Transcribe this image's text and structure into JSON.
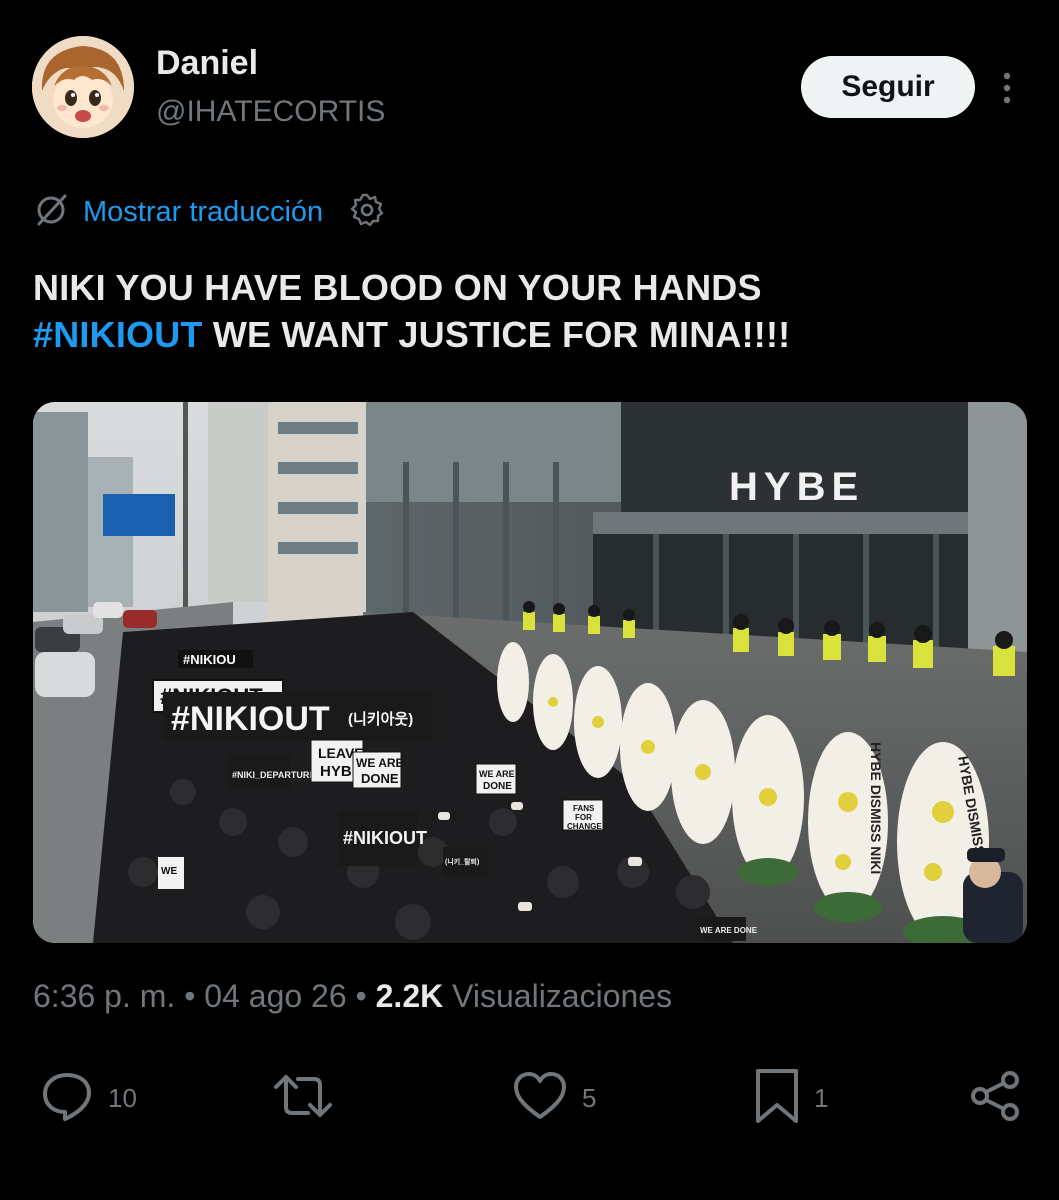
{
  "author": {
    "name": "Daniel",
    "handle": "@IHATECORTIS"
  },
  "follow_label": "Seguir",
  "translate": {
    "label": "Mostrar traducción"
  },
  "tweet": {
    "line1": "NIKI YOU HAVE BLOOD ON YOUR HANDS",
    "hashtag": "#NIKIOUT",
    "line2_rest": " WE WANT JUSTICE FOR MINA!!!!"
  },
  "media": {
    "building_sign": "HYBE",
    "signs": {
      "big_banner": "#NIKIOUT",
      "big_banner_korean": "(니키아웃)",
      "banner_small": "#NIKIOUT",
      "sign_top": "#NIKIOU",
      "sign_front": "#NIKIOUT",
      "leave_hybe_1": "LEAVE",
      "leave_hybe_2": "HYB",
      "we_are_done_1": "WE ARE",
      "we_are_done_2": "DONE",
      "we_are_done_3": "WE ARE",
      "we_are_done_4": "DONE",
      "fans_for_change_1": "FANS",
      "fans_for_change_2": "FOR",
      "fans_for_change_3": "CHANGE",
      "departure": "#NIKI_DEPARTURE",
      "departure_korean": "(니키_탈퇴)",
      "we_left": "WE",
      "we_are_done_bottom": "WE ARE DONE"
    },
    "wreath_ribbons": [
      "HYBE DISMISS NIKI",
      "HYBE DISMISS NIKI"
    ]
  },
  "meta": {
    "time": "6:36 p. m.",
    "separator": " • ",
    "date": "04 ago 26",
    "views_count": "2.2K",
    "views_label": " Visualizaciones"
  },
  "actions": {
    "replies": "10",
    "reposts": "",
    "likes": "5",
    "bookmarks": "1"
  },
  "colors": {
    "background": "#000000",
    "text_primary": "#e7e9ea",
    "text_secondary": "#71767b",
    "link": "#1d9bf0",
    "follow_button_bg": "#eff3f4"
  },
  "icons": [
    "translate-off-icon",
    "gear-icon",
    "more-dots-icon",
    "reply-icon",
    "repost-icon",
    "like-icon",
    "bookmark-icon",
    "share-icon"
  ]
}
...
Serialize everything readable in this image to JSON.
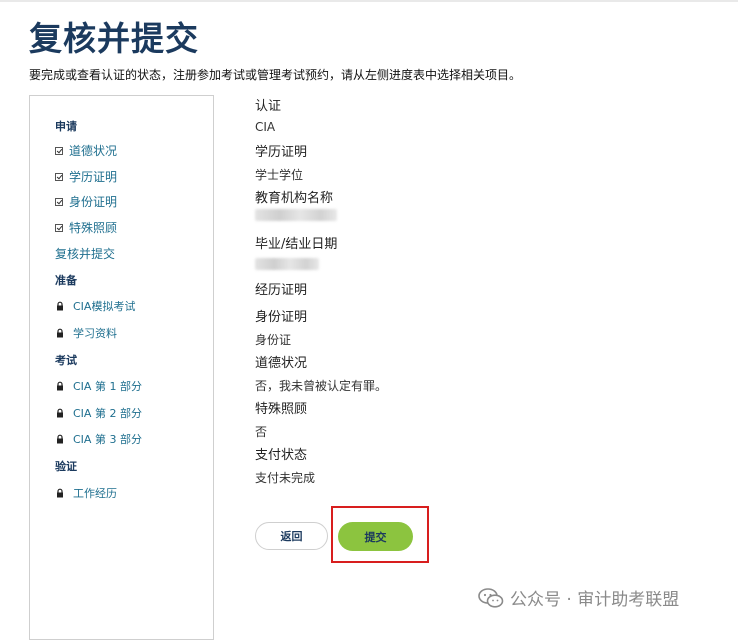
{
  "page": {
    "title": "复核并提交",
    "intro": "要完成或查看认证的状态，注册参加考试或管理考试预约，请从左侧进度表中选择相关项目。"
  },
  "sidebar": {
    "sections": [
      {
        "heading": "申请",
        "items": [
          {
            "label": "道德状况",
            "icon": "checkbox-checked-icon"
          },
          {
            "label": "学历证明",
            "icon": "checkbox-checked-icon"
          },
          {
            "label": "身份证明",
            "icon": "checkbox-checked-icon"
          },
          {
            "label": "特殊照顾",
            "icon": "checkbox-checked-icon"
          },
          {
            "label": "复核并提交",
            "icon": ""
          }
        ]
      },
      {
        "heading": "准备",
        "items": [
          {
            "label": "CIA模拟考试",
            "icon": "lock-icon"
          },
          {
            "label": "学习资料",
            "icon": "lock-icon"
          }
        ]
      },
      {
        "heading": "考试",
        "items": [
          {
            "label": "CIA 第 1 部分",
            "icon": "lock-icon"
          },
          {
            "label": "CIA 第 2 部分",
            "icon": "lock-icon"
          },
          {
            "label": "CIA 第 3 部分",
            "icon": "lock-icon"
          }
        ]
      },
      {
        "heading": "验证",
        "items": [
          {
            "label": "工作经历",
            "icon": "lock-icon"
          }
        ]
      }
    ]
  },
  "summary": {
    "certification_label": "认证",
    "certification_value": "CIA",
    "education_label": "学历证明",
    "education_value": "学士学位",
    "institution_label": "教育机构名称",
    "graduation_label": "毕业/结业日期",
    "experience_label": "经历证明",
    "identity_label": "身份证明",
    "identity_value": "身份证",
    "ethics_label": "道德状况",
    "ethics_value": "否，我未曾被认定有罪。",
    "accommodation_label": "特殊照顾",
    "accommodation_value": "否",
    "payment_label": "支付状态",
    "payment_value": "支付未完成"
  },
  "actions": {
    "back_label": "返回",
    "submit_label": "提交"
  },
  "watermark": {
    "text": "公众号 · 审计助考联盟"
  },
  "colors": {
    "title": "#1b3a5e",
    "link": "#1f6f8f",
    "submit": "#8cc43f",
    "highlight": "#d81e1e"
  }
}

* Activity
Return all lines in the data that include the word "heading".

* Your solution
        "heading": "申请",
        "heading": "准备",
        "heading": "考试",
        "heading": "验证",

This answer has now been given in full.